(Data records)
□ □ □ □

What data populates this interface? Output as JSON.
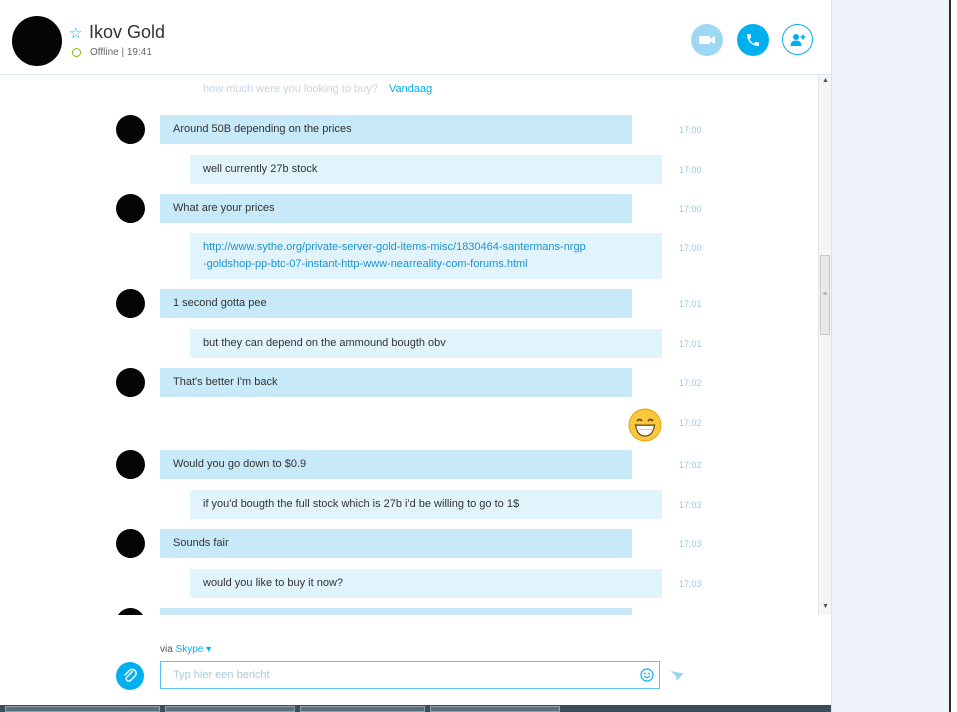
{
  "header": {
    "contact_name": "Ikov Gold",
    "status": "Offline | 19:41"
  },
  "chat": {
    "faded_text": "how much were you looking to buy?",
    "day_label": "Vandaag",
    "messages": [
      {
        "text": "Around 50B depending on the prices",
        "time": "17:00"
      },
      {
        "text": "well currently 27b stock",
        "time": "17:00"
      },
      {
        "text": "What are your prices",
        "time": "17:00"
      },
      {
        "link_line1": "http://www.sythe.org/private-server-gold-items-misc/1830464-santermans-nrgp",
        "link_line2": "-goldshop-pp-btc-07-instant-http-www-nearreality-com-forums.html",
        "time": "17:00"
      },
      {
        "text": "1 second gotta pee",
        "time": "17:01"
      },
      {
        "text": "but they can depend on the ammound bougth obv",
        "time": "17:01"
      },
      {
        "text": "That's better I'm back",
        "time": "17:02"
      },
      {
        "emoji": "grinning-face",
        "time": "17:02"
      },
      {
        "text": "Would you go down to $0.9",
        "time": "17:02"
      },
      {
        "text": "if you'd bougth the full stock which is 27b i'd be willing to go to 1$",
        "time": "17:03"
      },
      {
        "text": "Sounds fair",
        "time": "17:03"
      },
      {
        "text": "would you like to buy it now?",
        "time": "17:03"
      }
    ]
  },
  "compose": {
    "via_label": "via",
    "via_service": "Skype",
    "placeholder": "Typ hier een bericht"
  },
  "colors": {
    "accent": "#00aff0",
    "bubble_contact": "#c7e9f8",
    "bubble_self": "#e1f3fb"
  },
  "icons": [
    "star-icon",
    "video-icon",
    "phone-icon",
    "add-contact-icon",
    "paperclip-icon",
    "smiley-icon",
    "send-icon",
    "chevron-down-icon"
  ]
}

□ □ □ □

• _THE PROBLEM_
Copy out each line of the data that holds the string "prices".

• _ANSWER_
        "text": "Around 50B depending on the prices",
        "text": "What are your prices",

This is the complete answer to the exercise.